Keeping up with my new years resolution for 2012 of one new quilt block every month, I have this months quilt block all sewn and ready to share with you. By making one quilt block every month, I will have a total of 12 blocks by the end of the year, ready to be made into a new quilt…
For this month’s block, my second block, I chose an off centered log cabin pattern. I chose different widths of fabric for the strips in my block, but you could easily make the stripes even and make the cutting process go quicker.
Again, this is a perfect block to use up your fabric scraps. You could use fabrics of one color to make a monochromatic block, or alter dark and light fabrics too. I have chosen most of the fabric scraps from last months quilt block here.
I used a 2-inch square (plus seam allowances) as my starting point. I cut my fabric scraps into widths 0.5, 0.75, 1, 1.25 and 1.5 inches (plus your seam allowances). The length of each strip will vary, depending on where it is to be sewn, but I just trimmed all of my strips roughly into 10 to 15 inches long.

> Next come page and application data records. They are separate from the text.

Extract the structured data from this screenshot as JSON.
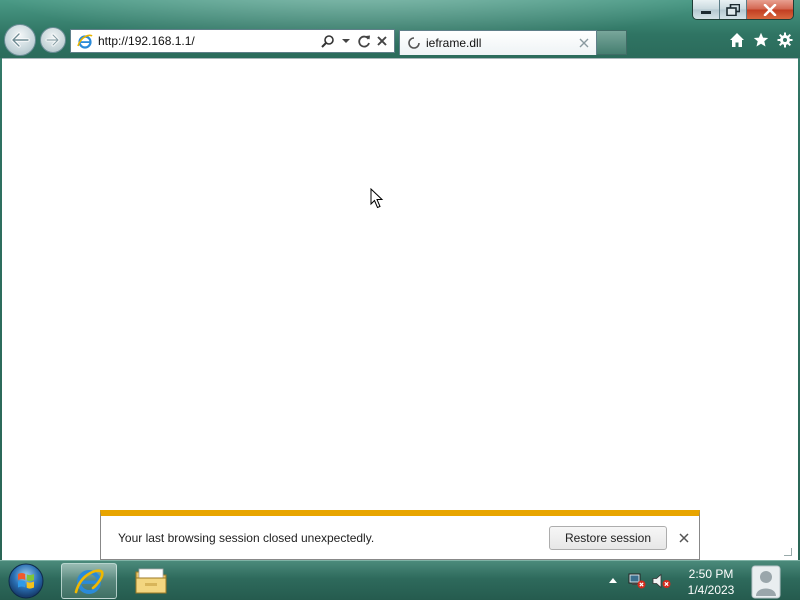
{
  "browser": {
    "address_url": "http://192.168.1.1/",
    "tab_title": "ieframe.dll",
    "icons": {
      "back": "back-arrow-icon",
      "forward": "forward-arrow-icon",
      "search": "search-icon",
      "refresh": "refresh-icon",
      "stop": "stop-icon",
      "home": "home-icon",
      "favorites": "star-icon",
      "tools": "gear-icon"
    }
  },
  "notification": {
    "message": "Your last browsing session closed unexpectedly.",
    "restore_label": "Restore session",
    "accent_color": "#e8a500"
  },
  "taskbar": {
    "time": "2:50 PM",
    "date": "1/4/2023",
    "apps": [
      "internet-explorer",
      "windows-explorer"
    ]
  },
  "colors": {
    "frame": "#2f7262",
    "close_button": "#c23d22",
    "content_bg": "#ffffff"
  }
}
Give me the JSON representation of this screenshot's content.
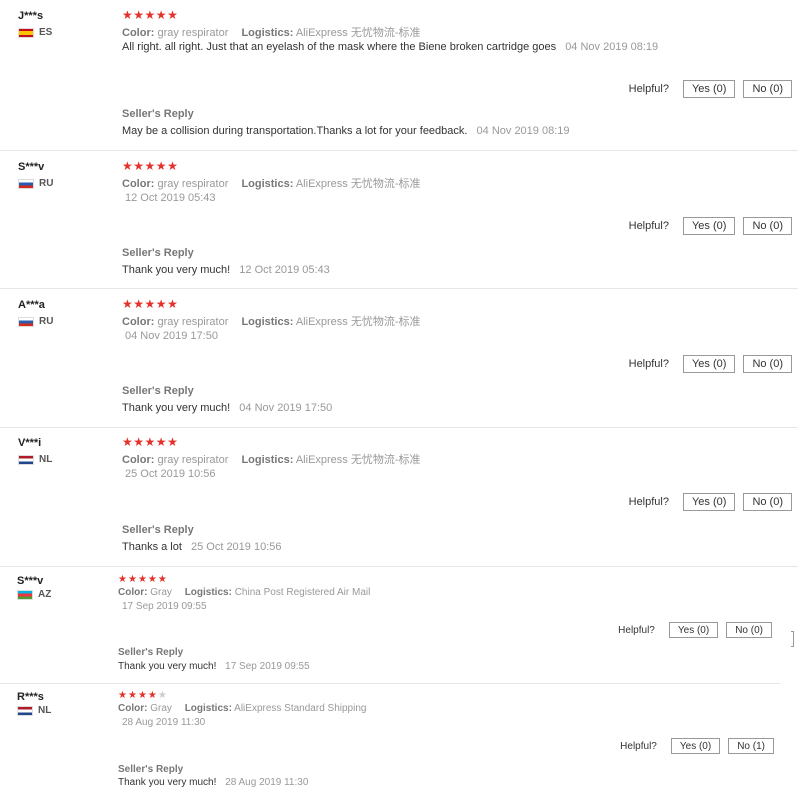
{
  "helpful_label": "Helpful?",
  "seller_reply_label": "Seller's Reply",
  "meta_labels": {
    "color": "Color:",
    "logistics": "Logistics:"
  },
  "reviews": [
    {
      "user": "J***s",
      "country": "ES",
      "stars": 5,
      "color": "gray respirator",
      "logistics": "AliExpress 无忧物流-标准",
      "text": "All right. all right. Just that an eyelash of the mask where the Biene broken cartridge goes",
      "date": "04 Nov 2019 08:19",
      "yes": "Yes (0)",
      "no": "No (0)",
      "reply": "May be a collision during transportation.Thanks a lot for your feedback.",
      "reply_date": "04 Nov 2019 08:19"
    },
    {
      "user": "S***v",
      "country": "RU",
      "stars": 5,
      "color": "gray respirator",
      "logistics": "AliExpress 无忧物流-标准",
      "date": "12 Oct 2019 05:43",
      "yes": "Yes (0)",
      "no": "No (0)",
      "reply": "Thank you very much!",
      "reply_date": "12 Oct 2019 05:43"
    },
    {
      "user": "A***a",
      "country": "RU",
      "stars": 5,
      "color": "gray respirator",
      "logistics": "AliExpress 无忧物流-标准",
      "date": "04 Nov 2019 17:50",
      "yes": "Yes (0)",
      "no": "No (0)",
      "reply": "Thank you very much!",
      "reply_date": "04 Nov 2019 17:50"
    },
    {
      "user": "V***i",
      "country": "NL",
      "stars": 5,
      "color": "gray respirator",
      "logistics": "AliExpress 无忧物流-标准",
      "date": "25 Oct 2019 10:56",
      "yes": "Yes (0)",
      "no": "No (0)",
      "reply": "Thanks a lot",
      "reply_date": "25 Oct 2019 10:56"
    },
    {
      "user": "S***v",
      "country": "AZ",
      "stars": 5,
      "color": "Gray",
      "logistics": "China Post Registered Air Mail",
      "date": "17 Sep 2019 09:55",
      "yes": "Yes (0)",
      "no": "No (0)",
      "reply": "Thank you very much!",
      "reply_date": "17 Sep 2019 09:55"
    },
    {
      "user": "R***s",
      "country": "NL",
      "stars": 4,
      "color": "Gray",
      "logistics": "AliExpress Standard Shipping",
      "date": "28 Aug 2019 11:30",
      "yes": "Yes (0)",
      "no": "No (1)",
      "reply": "Thank you very much!",
      "reply_date": "28 Aug 2019 11:30"
    }
  ]
}
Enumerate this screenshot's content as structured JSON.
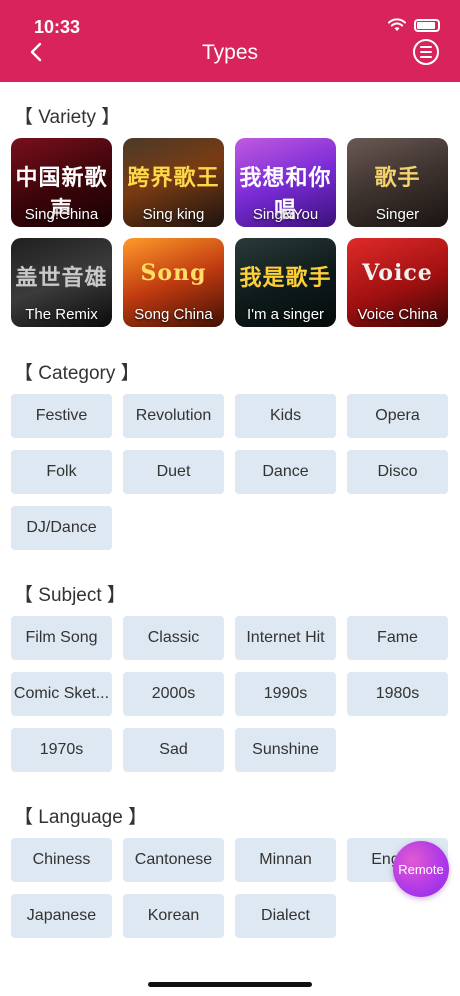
{
  "status_bar": {
    "time": "10:33"
  },
  "nav": {
    "title": "Types"
  },
  "sections": {
    "variety": "【 Variety 】",
    "category": "【 Category 】",
    "subject": "【 Subject 】",
    "language": "【 Language 】"
  },
  "variety": [
    {
      "label": "Sing!China",
      "art": "中国新歌声",
      "art_color": "#ffffff"
    },
    {
      "label": "Sing king",
      "art": "跨界歌王",
      "art_color": "#ffd84a"
    },
    {
      "label": "Sing&You",
      "art": "我想和你唱",
      "art_color": "#ffffff"
    },
    {
      "label": "Singer",
      "art": "歌手",
      "art_color": "#f5d36a"
    },
    {
      "label": "The Remix",
      "art": "盖世音雄",
      "art_color": "#c9c9c9"
    },
    {
      "label": "Song China",
      "art": "Song",
      "art_color": "#ffe066"
    },
    {
      "label": "I'm a singer",
      "art": "我是歌手",
      "art_color": "#ffcf3a"
    },
    {
      "label": "Voice China",
      "art": "Voice",
      "art_color": "#f2f2f2"
    }
  ],
  "category": [
    "Festive",
    "Revolution",
    "Kids",
    "Opera",
    "Folk",
    "Duet",
    "Dance",
    "Disco",
    "DJ/Dance"
  ],
  "subject": [
    "Film Song",
    "Classic",
    "Internet Hit",
    "Fame",
    "Comic Sket...",
    "2000s",
    "1990s",
    "1980s",
    "1970s",
    "Sad",
    "Sunshine"
  ],
  "language": [
    "Chiness",
    "Cantonese",
    "Minnan",
    "English",
    "Japanese",
    "Korean",
    "Dialect"
  ],
  "remote_label": "Remote",
  "colors": {
    "header": "#d8245a",
    "chip": "#dde8f2",
    "remote": "#b23ae8"
  }
}
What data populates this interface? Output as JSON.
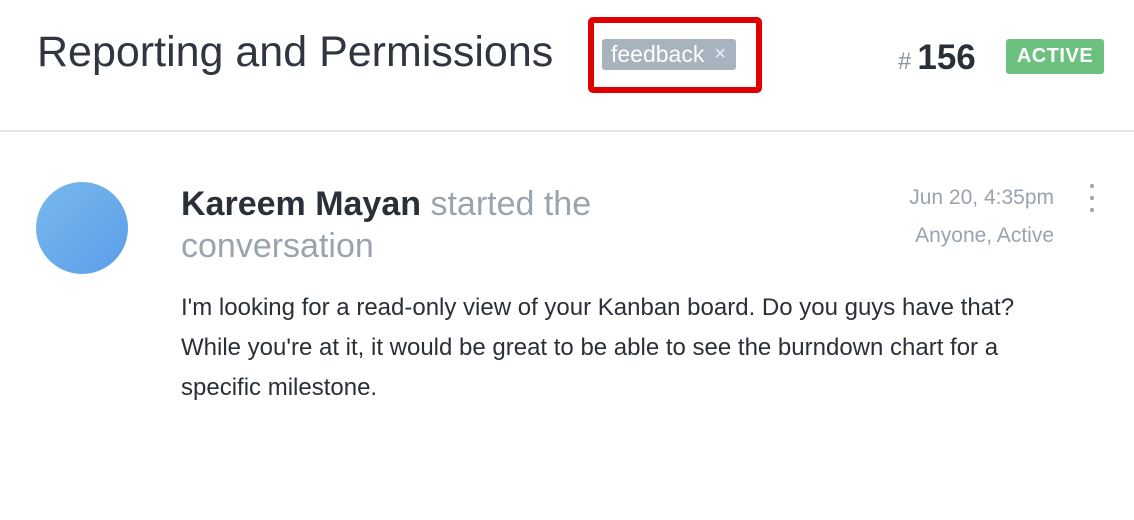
{
  "conversation": {
    "title": "Reporting and Permissions",
    "tag": {
      "label": "feedback",
      "remove_glyph": "×"
    },
    "issue_hash": "#",
    "issue_number": "156",
    "status": "ACTIVE",
    "status_color": "#6cc17f",
    "highlight_color": "#e00000"
  },
  "message": {
    "author": "Kareem Mayan",
    "action": "started the conversation",
    "timestamp": "Jun 20, 4:35pm",
    "visibility": "Anyone, Active",
    "more_icon": "vertical-ellipsis-icon",
    "body": "I'm looking for a read-only view of your Kanban board. Do you guys have that? While you're at it, it would be great to be able to see the burndown chart for a specific milestone."
  }
}
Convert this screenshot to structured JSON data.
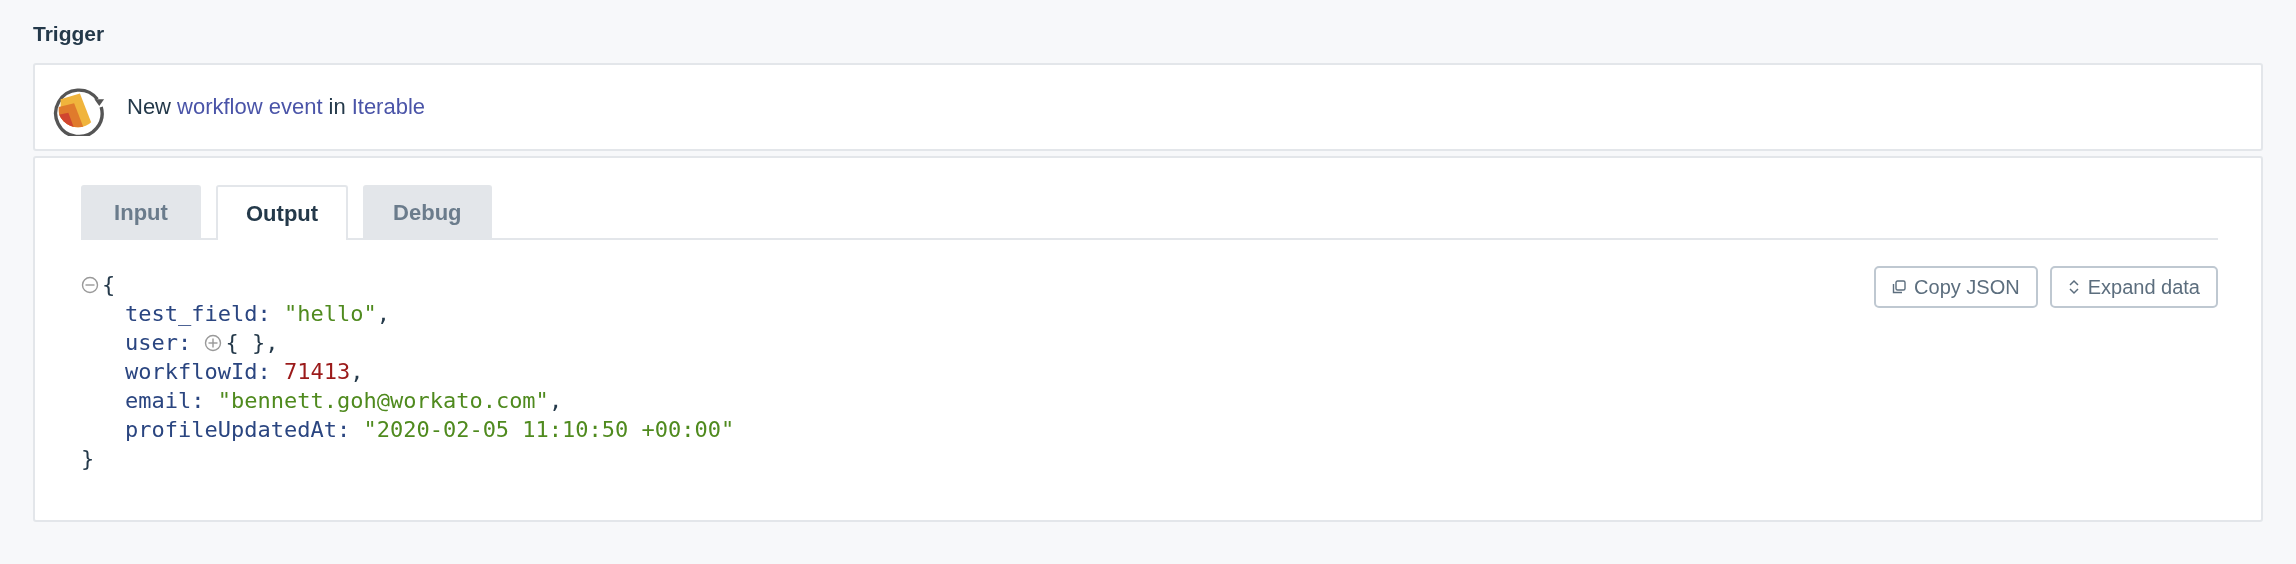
{
  "section_title": "Trigger",
  "trigger": {
    "parts": [
      {
        "text": "New",
        "kind": "plain"
      },
      {
        "text": "workflow event",
        "kind": "link"
      },
      {
        "text": "in",
        "kind": "plain"
      },
      {
        "text": "Iterable",
        "kind": "link"
      }
    ]
  },
  "tabs": [
    {
      "label": "Input",
      "selected": false
    },
    {
      "label": "Output",
      "selected": true
    },
    {
      "label": "Debug",
      "selected": false
    }
  ],
  "buttons": [
    {
      "label": "Copy JSON",
      "kind": "copy"
    },
    {
      "label": "Expand data",
      "kind": "expand"
    }
  ],
  "json": {
    "expanded": true,
    "open": "{",
    "close": "}",
    "fields": [
      {
        "key": "test_field:",
        "value": "\"hello\"",
        "kind": "string",
        "suffix": ","
      },
      {
        "key": "user:",
        "value": "{ }",
        "kind": "object",
        "expanded": false,
        "suffix": ","
      },
      {
        "key": "workflowId:",
        "value": "71413",
        "kind": "number",
        "suffix": ","
      },
      {
        "key": "email:",
        "value": "\"bennett.goh@workato.com\"",
        "kind": "string",
        "suffix": ","
      },
      {
        "key": "profileUpdatedAt:",
        "value": "\"2020-02-05 11:10:50 +00:00\"",
        "kind": "string"
      }
    ]
  }
}
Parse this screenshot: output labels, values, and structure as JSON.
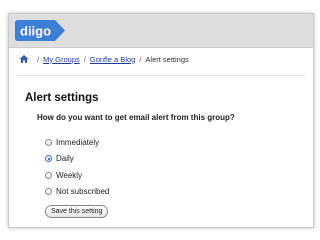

To construct this block, I chose to sew consecutive strips to my starting 2inch Log cabin block and trim them to length after sewing. This way there was less mathematics involved in my cutting process. Alternatively, you could sketch out your block beforehand and calculate how much fabric you will need exactly for each strip.
Pin the first strip onto the center square and sew into place. Press the seams open or press the seam to one side. I often use my bone folder (used to fold cardstock into cards) to crease the seams. Now trim the next strip to size.
Pin second strip (same colored fabric as the first) into place, with right side of fabrics facing each other and sew into place. Press seams open. Continue adding strips in this fashion.
I have varied the thickness of my strips, and also alternated the strips, to have a thick strip and then a thin strip. Alternately, you could arrange the strips in an ascending or descending order of thickness. That would be a beautiful block too. When my block measured about 7.75 inches wide, I ironed the block and trimmed to form a square block using my Rotary cutter. At this stage, the block is called a Chevron Log Cabin block.
I then rotated my block 180 degrees on my work surface and then pinned and sewed the last two strips in place. You could add more strips in this fashion, and push the center block further deep into your block.
Trim the edges or overhang off, and press all the seams open. You know have an 8 by 8 inch Off-center log cabin block finished!